There’s a lot of highly negative criticism on social media about Pope Francis’ remarks on including “ecological sin” to Church teaching.
Similarly, In October during the Amazon Synod, the group of leaders expressed a desire for an “ecological conversion” which caused an uproar.
For the most part, many consider these concepts as theologically irrelevant or a superstitious left-wing concern to supplant the tradition of the Church.
Within the Catholic Church, there can be a much-needed debate on what the terms actually mean or if such terms/definitions should be considered a mortal sin or even added to the Catechism.
However, at the heart of Pope Francis’ call for the world is to be more environmentally aware. That’s neither “liberal” nor “conservative” or “heretical.” It’s about being a steward of God’s creation and treating the environment fairly which is a part of Catholic Social Teaching.
If you can’t at least see a minimum standard of how companies or governments damage the community and harm innocent people in the process as harmful then you’re not seeing the problem Pope Francis is highlighting.
There are many countries considered “Third World” that are bastions for the world’s garbage and waste. In fact, a lot of these countries have innocent children and families that sort through cancerous gas-filled junkyards to make a living by finding scraps.
In addition, electronic waste, or e-waste, is a growing global concern for many countries in Africa and Asia. Electronics discarded by us wealthier countries somehow arrive in their backyards.
Us in wealthier countries have the privilege of not having pollution, junkyards of cancer, or waste streaming down our water supply compared to places like Ghana or India.
Thankfully, our sanitation, government regulations, and oversights protect our welfare.
Yet, a lot of American cities wrestle with severely damaged infrastructure (sewer systems, water supply), the occasional environmental injustice litigation (think PG&E Hinkley water contamination case made popular by the film ‘Erin Brockovich‘), ignorance of improper recycling, and everyday emissions from vehicles.
Please don’t forget about Flint, Michigan, and their water crisis in the mid-2010s. The ripple effect of this catastrophic public health crisis will have unprecedented consequences for generations, but are understanding the full extent of the water contamination.
According to Dr. Mona Hanna-Attisha, a pediatrician in Flint, slowly this crisis is being manifested! Dr. Mona performed research on children in Flint and discovered that the percentage of children qualifying for special education services has increased because of exposure to lead.
These too are ecological considerations corporations, forms of government, and we need to consider as stewards of God’s creation.
I think Pope Francis has opened the door to a conversation that all people need to be aware of: to be concerned about the environment isn’t a partisan or “heretical” issue but one that revolves around our common concern for our home.

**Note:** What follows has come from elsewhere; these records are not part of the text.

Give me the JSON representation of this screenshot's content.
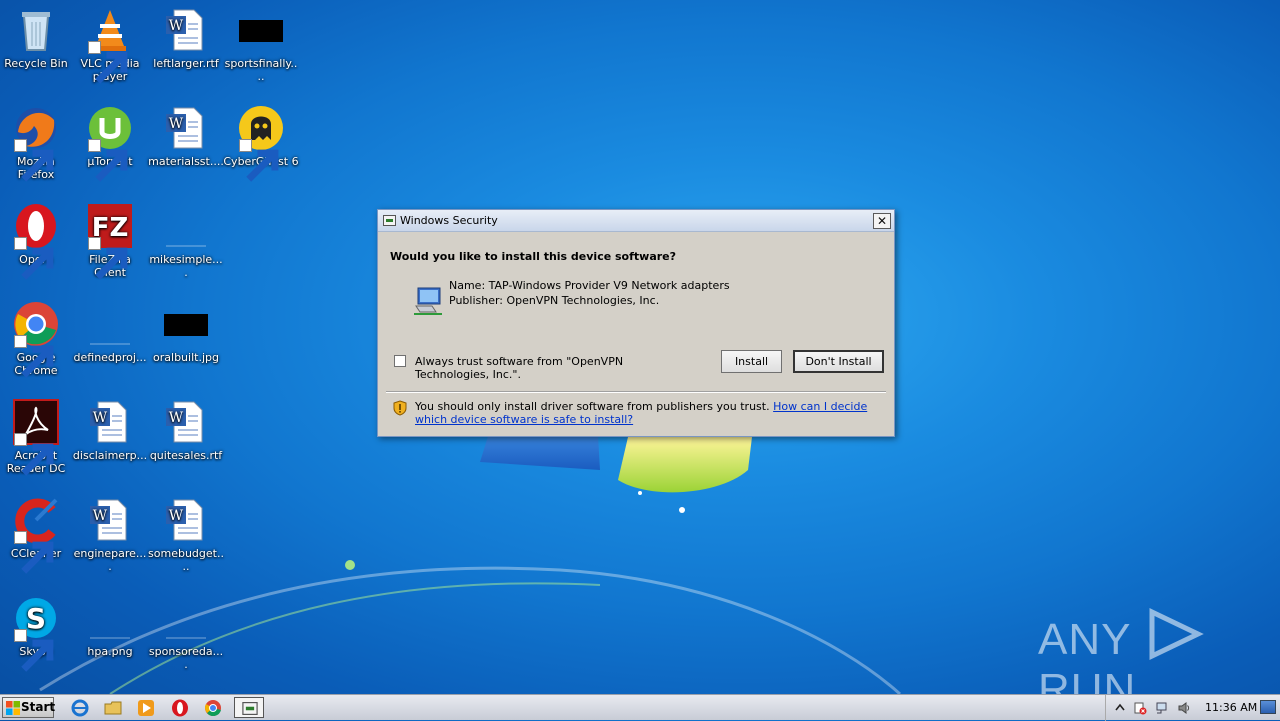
{
  "desktop": {
    "icons": [
      {
        "label": "Recycle Bin",
        "icon": "recycle-bin-icon"
      },
      {
        "label": "VLC media player",
        "icon": "vlc-icon"
      },
      {
        "label": "leftlarger.rtf",
        "icon": "word-doc-icon"
      },
      {
        "label": "sportsfinally....",
        "icon": "image-thumbnail-icon"
      },
      {
        "label": "Mozilla Firefox",
        "icon": "firefox-icon"
      },
      {
        "label": "µTorrent",
        "icon": "utorrent-icon"
      },
      {
        "label": "materialsst....",
        "icon": "word-doc-icon"
      },
      {
        "label": "CyberGhost 6",
        "icon": "cyberghost-icon"
      },
      {
        "label": "Opera",
        "icon": "opera-icon"
      },
      {
        "label": "FileZilla Client",
        "icon": "filezilla-icon"
      },
      {
        "label": "mikesimple....",
        "icon": "blank-file-icon"
      },
      {
        "label": "Google Chrome",
        "icon": "chrome-icon"
      },
      {
        "label": "definedproj...",
        "icon": "blank-file-icon"
      },
      {
        "label": "oralbuilt.jpg",
        "icon": "image-thumbnail-icon"
      },
      {
        "label": "Acrobat Reader DC",
        "icon": "acrobat-icon"
      },
      {
        "label": "disclaimerp...",
        "icon": "word-doc-icon"
      },
      {
        "label": "quitesales.rtf",
        "icon": "word-doc-icon"
      },
      {
        "label": "CCleaner",
        "icon": "ccleaner-icon"
      },
      {
        "label": "enginepare....",
        "icon": "word-doc-icon"
      },
      {
        "label": "somebudget....",
        "icon": "word-doc-icon"
      },
      {
        "label": "Skype",
        "icon": "skype-icon"
      },
      {
        "label": "hpa.png",
        "icon": "blank-file-icon"
      },
      {
        "label": "sponsoreda....",
        "icon": "blank-file-icon"
      }
    ]
  },
  "dialog": {
    "title": "Windows Security",
    "close_label": "✕",
    "question": "Would you like to install this device software?",
    "name_line": "Name: TAP-Windows Provider V9 Network adapters",
    "publisher_line": "Publisher: OpenVPN Technologies, Inc.",
    "trust_label": "Always trust software from \"OpenVPN Technologies, Inc.\".",
    "trust_checked": false,
    "install_label": "Install",
    "dont_install_label": "Don't Install",
    "warning_text": "You should only install driver software from publishers you trust.",
    "help_link": "How can I decide which device software is safe to install?"
  },
  "taskbar": {
    "start_label": "Start",
    "pinned": [
      "internet-explorer-icon",
      "folder-icon",
      "media-player-icon",
      "opera-icon",
      "chrome-icon",
      "security-dialog-icon"
    ],
    "clock": "11:36 AM"
  },
  "watermark": {
    "left": "ANY",
    "right": "RUN"
  },
  "colors": {
    "dialog_bg": "#d4d0c8",
    "link": "#0033cc",
    "desktop_blue": "#1176cf"
  }
}
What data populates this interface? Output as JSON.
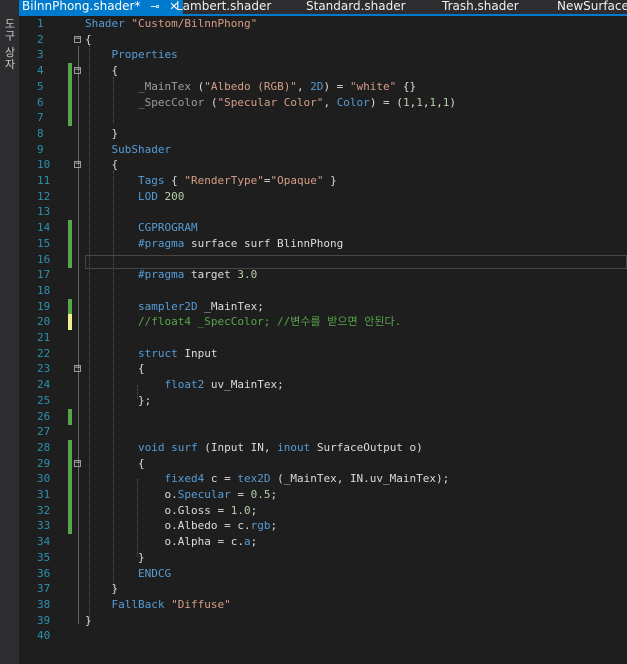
{
  "side_panel": {
    "label": "도구 상자"
  },
  "tabs": [
    {
      "label": "BilnnPhong.shader*",
      "active": true,
      "pin": "⊸",
      "close": "✕"
    },
    {
      "label": "Lambert.shader"
    },
    {
      "label": "Standard.shader"
    },
    {
      "label": "Trash.shader"
    },
    {
      "label": "NewSurfaceS"
    }
  ],
  "editor": {
    "lines": [
      {
        "n": "1",
        "t": [
          [
            "Shader ",
            "kw"
          ],
          [
            "\"Custom/BilnnPhong\"",
            "st"
          ]
        ]
      },
      {
        "n": "2",
        "t": [
          [
            "{",
            ""
          ]
        ]
      },
      {
        "n": "3",
        "t": [
          [
            "    Properties",
            "kw"
          ]
        ]
      },
      {
        "n": "4",
        "t": [
          [
            "    {",
            ""
          ]
        ]
      },
      {
        "n": "5",
        "t": [
          [
            "        _MainTex",
            "pp"
          ],
          [
            " (",
            ""
          ],
          [
            "\"Albedo (RGB)\"",
            "st"
          ],
          [
            ", ",
            ""
          ],
          [
            "2D",
            "kw"
          ],
          [
            ") = ",
            ""
          ],
          [
            "\"white\"",
            "st"
          ],
          [
            " {}",
            ""
          ]
        ]
      },
      {
        "n": "6",
        "t": [
          [
            "        _SpecColor",
            "pp"
          ],
          [
            " (",
            ""
          ],
          [
            "\"Specular Color\"",
            "st"
          ],
          [
            ", ",
            ""
          ],
          [
            "Color",
            "kw"
          ],
          [
            ") = (",
            ""
          ],
          [
            "1",
            "nm"
          ],
          [
            ",",
            ""
          ],
          [
            "1",
            "nm"
          ],
          [
            ",",
            ""
          ],
          [
            "1",
            "nm"
          ],
          [
            ",",
            ""
          ],
          [
            "1",
            "nm"
          ],
          [
            ")",
            ""
          ]
        ]
      },
      {
        "n": "7",
        "t": []
      },
      {
        "n": "8",
        "t": [
          [
            "    }",
            ""
          ]
        ]
      },
      {
        "n": "9",
        "t": [
          [
            "    SubShader",
            "kw"
          ]
        ]
      },
      {
        "n": "10",
        "t": [
          [
            "    {",
            ""
          ]
        ]
      },
      {
        "n": "11",
        "t": [
          [
            "        Tags",
            "kw"
          ],
          [
            " { ",
            ""
          ],
          [
            "\"RenderType\"",
            "st"
          ],
          [
            "=",
            ""
          ],
          [
            "\"Opaque\"",
            "st"
          ],
          [
            " }",
            ""
          ]
        ]
      },
      {
        "n": "12",
        "t": [
          [
            "        LOD ",
            "kw"
          ],
          [
            "200",
            "nm"
          ]
        ]
      },
      {
        "n": "13",
        "t": []
      },
      {
        "n": "14",
        "t": [
          [
            "        CGPROGRAM",
            "kw"
          ]
        ]
      },
      {
        "n": "15",
        "t": [
          [
            "        #pragma",
            "kw"
          ],
          [
            " surface surf BlinnPhong",
            ""
          ]
        ]
      },
      {
        "n": "16",
        "t": []
      },
      {
        "n": "17",
        "t": [
          [
            "        #pragma",
            "kw"
          ],
          [
            " target ",
            ""
          ],
          [
            "3.0",
            "nm"
          ]
        ]
      },
      {
        "n": "18",
        "t": []
      },
      {
        "n": "19",
        "t": [
          [
            "        sampler2D",
            "kw"
          ],
          [
            " _MainTex;",
            ""
          ]
        ]
      },
      {
        "n": "20",
        "t": [
          [
            "        //float4 _SpecColor; //변수를 받으면 안된다.",
            "cm"
          ]
        ]
      },
      {
        "n": "21",
        "t": []
      },
      {
        "n": "22",
        "t": [
          [
            "        struct",
            "kw"
          ],
          [
            " Input",
            ""
          ]
        ]
      },
      {
        "n": "23",
        "t": [
          [
            "        {",
            ""
          ]
        ]
      },
      {
        "n": "24",
        "t": [
          [
            "            float2",
            "kw"
          ],
          [
            " uv_MainTex;",
            ""
          ]
        ]
      },
      {
        "n": "25",
        "t": [
          [
            "        };",
            ""
          ]
        ]
      },
      {
        "n": "26",
        "t": []
      },
      {
        "n": "27",
        "t": []
      },
      {
        "n": "28",
        "t": [
          [
            "        void",
            "kw"
          ],
          [
            " ",
            ""
          ],
          [
            "surf",
            "kw"
          ],
          [
            " (Input IN, ",
            ""
          ],
          [
            "inout",
            "kw"
          ],
          [
            " SurfaceOutput o)",
            ""
          ]
        ]
      },
      {
        "n": "29",
        "t": [
          [
            "        {",
            ""
          ]
        ]
      },
      {
        "n": "30",
        "t": [
          [
            "            fixed4",
            "kw"
          ],
          [
            " c = ",
            ""
          ],
          [
            "tex2D",
            "kw"
          ],
          [
            " (_MainTex, IN.uv_MainTex);",
            ""
          ]
        ]
      },
      {
        "n": "31",
        "t": [
          [
            "            o.",
            ""
          ],
          [
            "Specular",
            "kw"
          ],
          [
            " = ",
            ""
          ],
          [
            "0.5",
            "nm"
          ],
          [
            ";",
            ""
          ]
        ]
      },
      {
        "n": "32",
        "t": [
          [
            "            o.Gloss = ",
            ""
          ],
          [
            "1.0",
            "nm"
          ],
          [
            ";",
            ""
          ]
        ]
      },
      {
        "n": "33",
        "t": [
          [
            "            o.Albedo = c.",
            ""
          ],
          [
            "rgb",
            "kw"
          ],
          [
            ";",
            ""
          ]
        ]
      },
      {
        "n": "34",
        "t": [
          [
            "            o.Alpha = c.",
            ""
          ],
          [
            "a",
            "kw"
          ],
          [
            ";",
            ""
          ]
        ]
      },
      {
        "n": "35",
        "t": [
          [
            "        }",
            ""
          ]
        ]
      },
      {
        "n": "36",
        "t": [
          [
            "        ENDCG",
            "kw"
          ]
        ]
      },
      {
        "n": "37",
        "t": [
          [
            "    }",
            ""
          ]
        ]
      },
      {
        "n": "38",
        "t": [
          [
            "    FallBack ",
            "kw"
          ],
          [
            "\"Diffuse\"",
            "st"
          ]
        ]
      },
      {
        "n": "39",
        "t": [
          [
            "}",
            ""
          ]
        ]
      },
      {
        "n": "40",
        "t": []
      }
    ],
    "colors": {
      "keyword": "#569cd6",
      "string": "#d69d85",
      "comment": "#57a64a",
      "number": "#b5cea8",
      "line_number": "#2b91af",
      "accent": "#007acc"
    }
  }
}
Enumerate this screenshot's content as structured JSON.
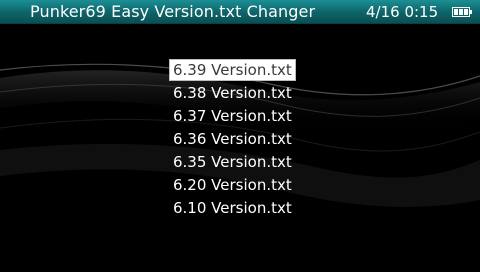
{
  "titlebar": {
    "title": "Punker69 Easy Version.txt Changer",
    "clock": "4/16 0:15",
    "battery_icon": "battery-full-icon",
    "battery_level": 1.0
  },
  "menu": {
    "selected_index": 0,
    "items": [
      {
        "label": "6.39 Version.txt"
      },
      {
        "label": "6.38 Version.txt"
      },
      {
        "label": "6.37 Version.txt"
      },
      {
        "label": "6.36 Version.txt"
      },
      {
        "label": "6.35 Version.txt"
      },
      {
        "label": "6.20 Version.txt"
      },
      {
        "label": "6.10 Version.txt"
      }
    ]
  },
  "colors": {
    "titlebar": "#0d6368",
    "background": "#000000",
    "text": "#ffffff",
    "selected_text": "#3a3a3a",
    "selected_background": "#ffffff"
  }
}
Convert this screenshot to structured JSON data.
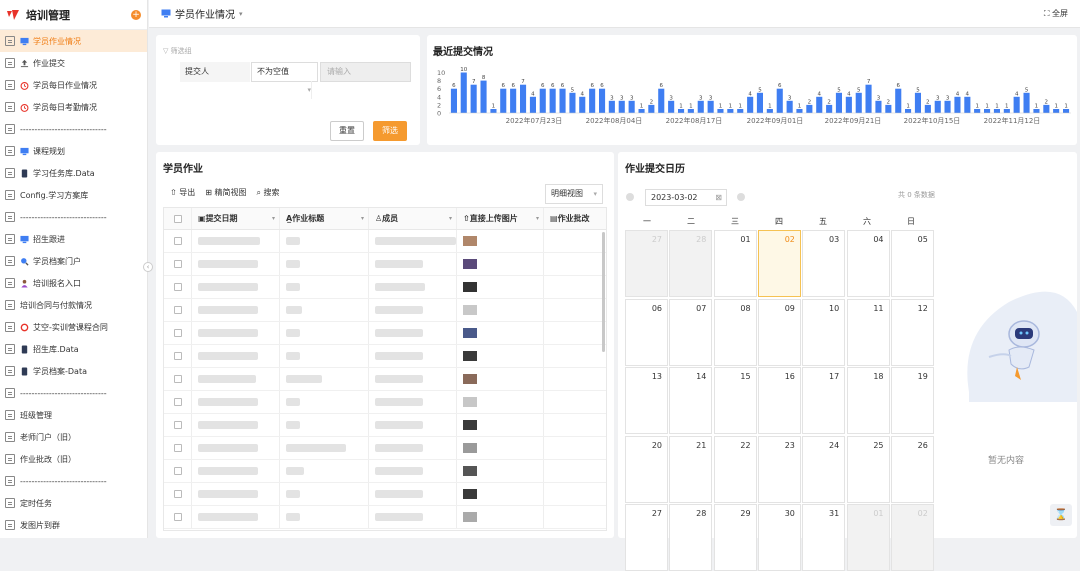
{
  "sidebar": {
    "title": "培训管理",
    "items": [
      {
        "label": "学员作业情况",
        "icon": "monitor-icon",
        "active": true
      },
      {
        "label": "作业提交",
        "icon": "upload-icon"
      },
      {
        "label": "学员每日作业情况",
        "icon": "clock-icon"
      },
      {
        "label": "学员每日考勤情况",
        "icon": "clock-icon"
      },
      {
        "label": "------------------------------",
        "icon": "page-icon"
      },
      {
        "label": "课程规划",
        "icon": "monitor-icon"
      },
      {
        "label": "学习任务库.Data",
        "icon": "phone-icon"
      },
      {
        "label": "Config.学习方案库",
        "icon": "page-icon"
      },
      {
        "label": "------------------------------",
        "icon": "page-icon"
      },
      {
        "label": "招生跟进",
        "icon": "monitor-icon"
      },
      {
        "label": "学员档案门户",
        "icon": "search-icon"
      },
      {
        "label": "培训报名入口",
        "icon": "person-icon"
      },
      {
        "label": "培训合同与付款情况",
        "icon": "page-icon"
      },
      {
        "label": "艾空-实训营课程合同",
        "icon": "circle-icon"
      },
      {
        "label": "招生库.Data",
        "icon": "phone-icon"
      },
      {
        "label": "学员档案-Data",
        "icon": "phone-icon"
      },
      {
        "label": "------------------------------",
        "icon": "page-icon"
      },
      {
        "label": "班级管理",
        "icon": "page-icon"
      },
      {
        "label": "老师门户（旧）",
        "icon": "page-icon"
      },
      {
        "label": "作业批改（旧）",
        "icon": "page-icon"
      },
      {
        "label": "------------------------------",
        "icon": "page-icon"
      },
      {
        "label": "定时任务",
        "icon": "page-icon"
      },
      {
        "label": "发图片到群",
        "icon": "page-icon"
      }
    ]
  },
  "header": {
    "title": "学员作业情况",
    "fullscreen": "全屏"
  },
  "filter": {
    "label": "筛选组",
    "field": "提交人",
    "operator": "不为空值",
    "value_placeholder": "请输入",
    "reset": "重置",
    "apply": "筛选"
  },
  "recent": {
    "title": "最近提交情况",
    "chart_data": {
      "type": "bar",
      "title": "最近提交情况",
      "ylim": [
        0,
        10
      ],
      "yticks": [
        "10",
        "8",
        "6",
        "4",
        "2",
        "0"
      ],
      "xticks": [
        "2022年07月23日",
        "2022年08月04日",
        "2022年08月17日",
        "2022年09月01日",
        "2022年09月21日",
        "2022年10月15日",
        "2022年11月12日"
      ],
      "values": [
        6,
        10,
        7,
        8,
        1,
        6,
        6,
        7,
        4,
        6,
        6,
        6,
        5,
        4,
        6,
        6,
        3,
        3,
        3,
        1,
        2,
        6,
        3,
        1,
        1,
        3,
        3,
        1,
        1,
        1,
        4,
        5,
        1,
        6,
        3,
        1,
        2,
        4,
        2,
        5,
        4,
        5,
        7,
        3,
        2,
        6,
        1,
        5,
        2,
        3,
        3,
        4,
        4,
        1,
        1,
        1,
        1,
        4,
        5,
        1,
        2,
        1,
        1
      ],
      "color": "#3f7ef2"
    }
  },
  "homework": {
    "title": "学员作业",
    "toolbar": {
      "export": "导出",
      "view_switch": "精简视图",
      "search": "搜索",
      "view": "明细视图"
    },
    "columns": [
      "提交日期",
      "作业标题",
      "成员",
      "直接上传图片",
      "作业批改"
    ],
    "row_count": 13
  },
  "calendar": {
    "title": "作业提交日历",
    "date": "2023-03-02",
    "count_text": "共 0 条数据",
    "weekdays": [
      "一",
      "二",
      "三",
      "四",
      "五",
      "六",
      "日"
    ],
    "weeks": [
      [
        "27",
        "28",
        "01",
        "02",
        "03",
        "04",
        "05"
      ],
      [
        "06",
        "07",
        "08",
        "09",
        "10",
        "11",
        "12"
      ],
      [
        "13",
        "14",
        "15",
        "16",
        "17",
        "18",
        "19"
      ],
      [
        "20",
        "21",
        "22",
        "23",
        "24",
        "25",
        "26"
      ],
      [
        "27",
        "28",
        "29",
        "30",
        "31",
        "01",
        "02"
      ]
    ],
    "empty_text": "暂无内容"
  },
  "colors": {
    "accent": "#f59a2f",
    "bar": "#3f7ef2",
    "active_bg": "#fdebd7"
  }
}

We all share in caring for the planet. If we, namely Christians, do this correctly, we don’t have to worry about environmentalists radically defining and altering how we live.
Follow me @Menny_Thoughts